12 December 2007
"The role of the journalist is key in bringing trusted information to readers… Print media is going to be the most trusted media in the future," predicted Information Society Commissioner Viviane Reding at the annual Publishers’ Forum in Brussels.
European publishers shared a platform with the European Commission at the Publishers’ Forum, a platform provided as an open change of views between publishers and Commission officials.
The focus was on the reality and challenges of digital publishing.
Commissioner Reding said current copyright legislation was designed for traditional media but that the imminent Communication on Online Media would consider copyright for digital publishing.
In her speech she said: "for the first time, an electronic communications package includes specific requirements for network operators and users to respect copyright law and I hope it will send a signal across the whole industry at a critical time."
Referring to the electronic communications package, she added:"Copyright is a cornerstone of the information and knowledge-based society. That is why I introduced in the new framework an appropriate balance between ownership and access…But law cannot achieve everything alone. As you know, I am an enthusiastic follower of self- and co-regulation to prevent or to supplement legal provisions. I also believe that new technologies can support rights management and enforcement.Therefore, I am following the Automated Content Access Protocol (www.the-acap.org)project as one of many projects to ensure respect of copyright, with high interest and I very much hope that companies offering search engines will cooperate with ACAP. Here we have good possibilities for a win-win situation for all stakeholders, as publishers can link content with authorisations for access and use in a form that can easily be recognised and interpreted by a search engine crawler and thus helps avoid complex and costly legal disputes between content providers and search engines."
Francisco Pinto Balsemão, Chairman and CEO of Impresa SGPS, added that lack of copyright protection of online content meant there was no long-term incentive for publishers to innovate at a time when publishers are making more and more content available online to meet their readers'demands."
During a discussion on VAT, Anne Bergman Tahon, Director of the Federation of European Publishers (FEP), argued that VAT on online publications discouraged take up of online publications and that whilst the Commission was keen to encourage publishers to put their work online,they were failing to provide fiscal incentives for them to do so.
Rolf Diemer, Head of Unit for VAT, DG Taxation and Customs at the European Commission insisted that reduced rates on online publications in line with the reduced rate option enjoyed by print publications were unlikely to be agreed and 0% rates were out of the question.
On the issue of car advertising, publishers encouraged the Commission to desist from imposing onerous public information labelling onto products, which would deter advertisers from advertising in the media. Car advertising represents the largest portion of advertising revenue to the media. There is current discussion on possible revision of the labelling directive which would, if MEPs have their way, modify rules relating to car advertising and CO2 emissions. The Commission said it is not rushing into anything. "The car industry has an important role to play but there is a big [environmental challenge] and the car industry must play its part," said a representative of DG Environment. Commissioner Reding acknowledged the importance of car advertising in her speech and said: "as long as I am Commissioner in charge of media, this Commission will not propose new advertising bans."

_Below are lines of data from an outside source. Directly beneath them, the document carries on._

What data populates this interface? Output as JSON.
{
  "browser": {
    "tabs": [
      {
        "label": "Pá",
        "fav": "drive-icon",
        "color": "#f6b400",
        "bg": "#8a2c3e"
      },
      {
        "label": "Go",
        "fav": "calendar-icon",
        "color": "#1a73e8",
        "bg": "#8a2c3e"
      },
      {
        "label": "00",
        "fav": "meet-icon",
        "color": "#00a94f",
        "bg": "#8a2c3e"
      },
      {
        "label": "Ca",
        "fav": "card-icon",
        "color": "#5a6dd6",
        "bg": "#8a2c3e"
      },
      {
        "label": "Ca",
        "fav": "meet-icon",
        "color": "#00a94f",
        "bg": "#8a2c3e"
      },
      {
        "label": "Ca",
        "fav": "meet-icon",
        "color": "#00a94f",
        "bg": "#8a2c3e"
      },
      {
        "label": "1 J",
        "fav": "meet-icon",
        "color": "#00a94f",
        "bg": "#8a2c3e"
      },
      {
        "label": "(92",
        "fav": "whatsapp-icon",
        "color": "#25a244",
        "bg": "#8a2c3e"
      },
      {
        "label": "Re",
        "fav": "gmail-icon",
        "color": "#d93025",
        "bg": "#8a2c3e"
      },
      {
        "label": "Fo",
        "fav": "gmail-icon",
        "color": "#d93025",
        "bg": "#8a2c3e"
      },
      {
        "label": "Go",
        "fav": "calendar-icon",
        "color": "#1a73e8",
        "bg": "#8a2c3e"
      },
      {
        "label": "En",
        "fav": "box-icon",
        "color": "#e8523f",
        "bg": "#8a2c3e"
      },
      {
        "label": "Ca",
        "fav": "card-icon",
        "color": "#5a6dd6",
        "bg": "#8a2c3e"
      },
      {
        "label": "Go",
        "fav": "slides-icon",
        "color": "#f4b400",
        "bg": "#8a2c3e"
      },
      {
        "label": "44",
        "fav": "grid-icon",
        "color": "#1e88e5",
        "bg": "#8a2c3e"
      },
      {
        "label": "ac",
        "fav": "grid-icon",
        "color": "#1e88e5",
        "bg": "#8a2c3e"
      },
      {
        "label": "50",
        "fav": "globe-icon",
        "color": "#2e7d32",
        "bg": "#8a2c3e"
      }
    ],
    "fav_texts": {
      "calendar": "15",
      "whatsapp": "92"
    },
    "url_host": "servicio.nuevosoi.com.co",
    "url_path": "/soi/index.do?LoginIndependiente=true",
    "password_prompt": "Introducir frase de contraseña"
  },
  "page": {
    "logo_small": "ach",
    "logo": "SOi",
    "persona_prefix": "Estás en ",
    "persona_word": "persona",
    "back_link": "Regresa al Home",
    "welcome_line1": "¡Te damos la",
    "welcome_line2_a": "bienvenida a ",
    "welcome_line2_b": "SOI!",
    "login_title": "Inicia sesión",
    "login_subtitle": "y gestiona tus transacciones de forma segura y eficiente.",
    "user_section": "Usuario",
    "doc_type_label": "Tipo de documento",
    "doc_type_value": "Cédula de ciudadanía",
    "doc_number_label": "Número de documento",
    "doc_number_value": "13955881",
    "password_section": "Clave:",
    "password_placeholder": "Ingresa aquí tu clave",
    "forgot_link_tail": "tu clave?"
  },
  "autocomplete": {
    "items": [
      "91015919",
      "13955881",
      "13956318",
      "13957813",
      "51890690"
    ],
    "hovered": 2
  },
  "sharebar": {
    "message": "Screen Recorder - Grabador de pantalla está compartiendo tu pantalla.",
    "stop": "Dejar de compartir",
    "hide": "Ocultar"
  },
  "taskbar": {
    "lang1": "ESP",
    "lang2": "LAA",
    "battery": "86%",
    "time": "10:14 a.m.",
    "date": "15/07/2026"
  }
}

A summary of the meeting will shortly be available on request.
For further information, please contact Heidi Lambert on Tel: +44 1245 476 265, or:
T: +44 1865 310 732
- European Commission
T: +322 2981230
To read Commissioner Reding’s speech, go to:http://www.europa.eu.